- _Brief_:
Only the pictures should be dropped; every line of the data must come back exactly as written.

········

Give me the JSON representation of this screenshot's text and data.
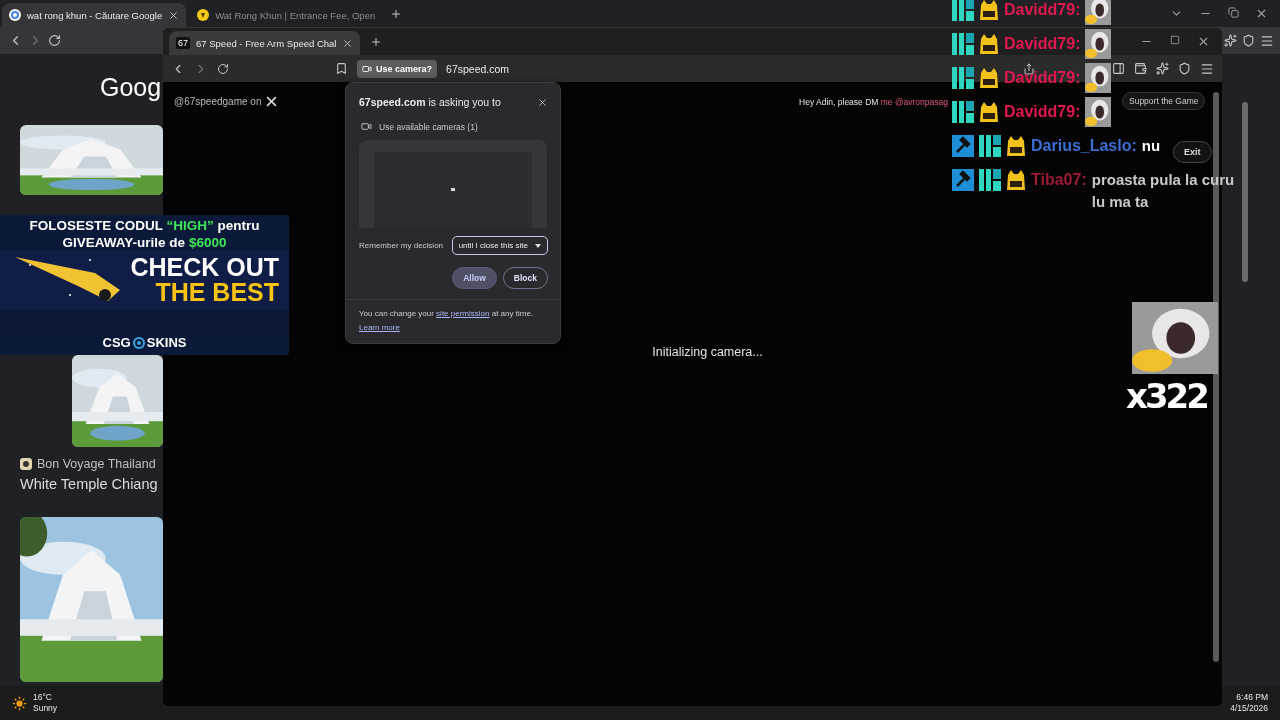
{
  "back_window": {
    "tabs": [
      {
        "title": "wat rong khun - Căutare Google",
        "selected": true
      },
      {
        "title": "Wat Rong Khun | Entrance Fee, Open",
        "selected": false
      }
    ],
    "logo": "Goog",
    "result": {
      "source": "Bon Voyage Thailand",
      "title": "White Temple Chiang"
    }
  },
  "front_window": {
    "tab": {
      "favicon": "67",
      "title": "67 Speed - Free Arm Speed Chal"
    },
    "permission_chip": "Use camera?",
    "url": "67speed.com",
    "page": {
      "social": "@67speedgame on",
      "notice": "Hey Adin, please DM",
      "notice_handle": "me @avronpasag",
      "support_button": "Support the Game",
      "exit_button": "Exit",
      "status": "Initializing camera..."
    }
  },
  "permission_popup": {
    "title": "**67speed.com** is asking you to",
    "permission": "Use available cameras (1)",
    "remember_label": "Remember my decision",
    "duration": "until I close this site",
    "buttons": [
      {
        "label": "Allow",
        "selected": true
      },
      {
        "label": "Block",
        "selected": false
      }
    ],
    "footer_before": "You can change your",
    "footer_link": "site permission",
    "footer_after": "at any time.",
    "learn_more": "Learn more"
  },
  "ad": {
    "line1": [
      {
        "text": "FOLOSESTE CODUL",
        "highlight": false
      },
      {
        "text": "“HIGH”",
        "highlight": true
      },
      {
        "text": "pentru",
        "highlight": false
      }
    ],
    "line2": [
      {
        "text": "GIVEAWAY-urile de",
        "highlight": false
      },
      {
        "text": "$6000",
        "highlight": true
      }
    ],
    "headline": "CHECK OUT",
    "subline": "THE BEST",
    "brand_left": "CSG",
    "brand_right": "SKINS"
  },
  "chat": {
    "messages": [
      {
        "user": "Davidd79:",
        "color": "#e0184e",
        "moderator": false,
        "kind": "emote"
      },
      {
        "user": "Davidd79:",
        "color": "#e0184e",
        "moderator": false,
        "kind": "emote"
      },
      {
        "user": "Davidd79:",
        "color": "#e0184e",
        "moderator": false,
        "kind": "emote"
      },
      {
        "user": "Davidd79:",
        "color": "#e0184e",
        "moderator": false,
        "kind": "emote"
      },
      {
        "user": "Darius_Laslo:",
        "color": "#3c6fd4",
        "moderator": true,
        "kind": "text",
        "text": "nu"
      },
      {
        "user": "Tiba07:",
        "color": "#9c1a34",
        "moderator": true,
        "kind": "text",
        "text": "proasta pula la curu lu ma ta"
      }
    ]
  },
  "emote_combo": {
    "count": "x322"
  },
  "taskbar": {
    "temperature": "16°C",
    "weather": "Sunny",
    "time": "6:46 PM",
    "date": "4/15/2026"
  }
}
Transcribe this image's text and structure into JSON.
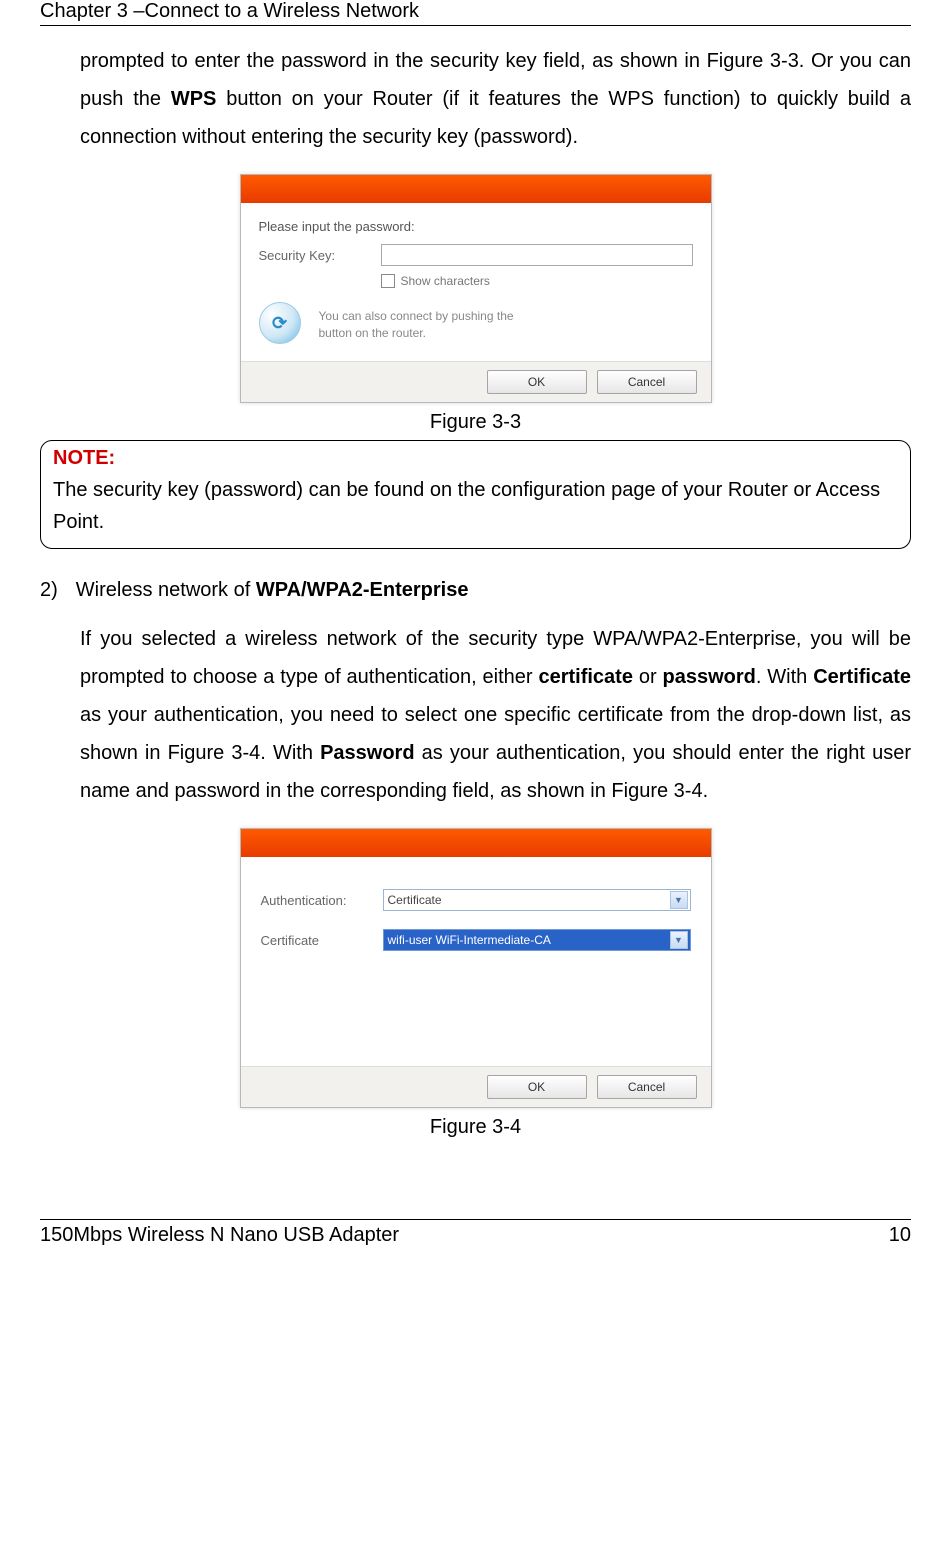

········

- _Answer to the exercise_:
Give me the JSON representation of this screenshot's text and data.
{
  "back_window": {
    "tabs": [
      {
        "title": "wat rong khun - Căutare Google",
        "selected": true
      },
      {
        "title": "Wat Rong Khun | Entrance Fee, Open",
        "selected": false
      }
    ],
    "logo": "Goog",
    "result": {
      "source": "Bon Voyage Thailand",
      "title": "White Temple Chiang"
    }
  },
  "front_window": {
    "tab": {
      "favicon": "67",
      "title": "67 Speed - Free Arm Speed Chal"
    },
    "permission_chip": "Use camera?",
    "url": "67speed.com",
    "page": {
      "social": "@67speedgame on",
      "notice": "Hey Adin, please DM",
      "notice_handle": "me @avronpasag",
      "support_button": "Support the Game",
      "exit_button": "Exit",
      "status": "Initializing camera..."
    }
  },
  "permission_popup": {
    "title": "**67speed.com** is asking you to",
    "permission": "Use available cameras (1)",
    "remember_label": "Remember my decision",
    "duration": "until I close this site",
    "buttons": [
      {
        "label": "Allow",
        "selected": true
      },
      {
        "label": "Block",
        "selected": false
      }
    ],
    "footer_before": "You can change your",
    "footer_link": "site permission",
    "footer_after": "at any time.",
    "learn_more": "Learn more"
  },
  "ad": {
    "line1": [
      {
        "text": "FOLOSESTE CODUL",
        "highlight": false
      },
      {
        "text": "“HIGH”",
        "highlight": true
      },
      {
        "text": "pentru",
        "highlight": false
      }
    ],
    "line2": [
      {
        "text": "GIVEAWAY-urile de",
        "highlight": false
      },
      {
        "text": "$6000",
        "highlight": true
      }
    ],
    "headline": "CHECK OUT",
    "subline": "THE BEST",
    "brand_left": "CSG",
    "brand_right": "SKINS"
  },
  "chat": {
    "messages": [
      {
        "user": "Davidd79:",
        "color": "#e0184e",
        "moderator": false,
        "kind": "emote"
      },
      {
        "user": "Davidd79:",
        "color": "#e0184e",
        "moderator": false,
        "kind": "emote"
      },
      {
        "user": "Davidd79:",
        "color": "#e0184e",
        "moderator": false,
        "kind": "emote"
      },
      {
        "user": "Davidd79:",
        "color": "#e0184e",
        "moderator": false,
        "kind": "emote"
      },
      {
        "user": "Darius_Laslo:",
        "color": "#3c6fd4",
        "moderator": true,
        "kind": "text",
        "text": "nu"
      },
      {
        "user": "Tiba07:",
        "color": "#9c1a34",
        "moderator": true,
        "kind": "text",
        "text": "proasta pula la curu lu ma ta"
      }
    ]
  },
  "emote_combo": {
    "count": "x322"
  },
  "taskbar": {
    "temperature": "16°C",
    "weather": "Sunny",
    "time": "6:46 PM",
    "date": "4/15/2026"
  }
}
Transcribe this image's text and structure into JSON.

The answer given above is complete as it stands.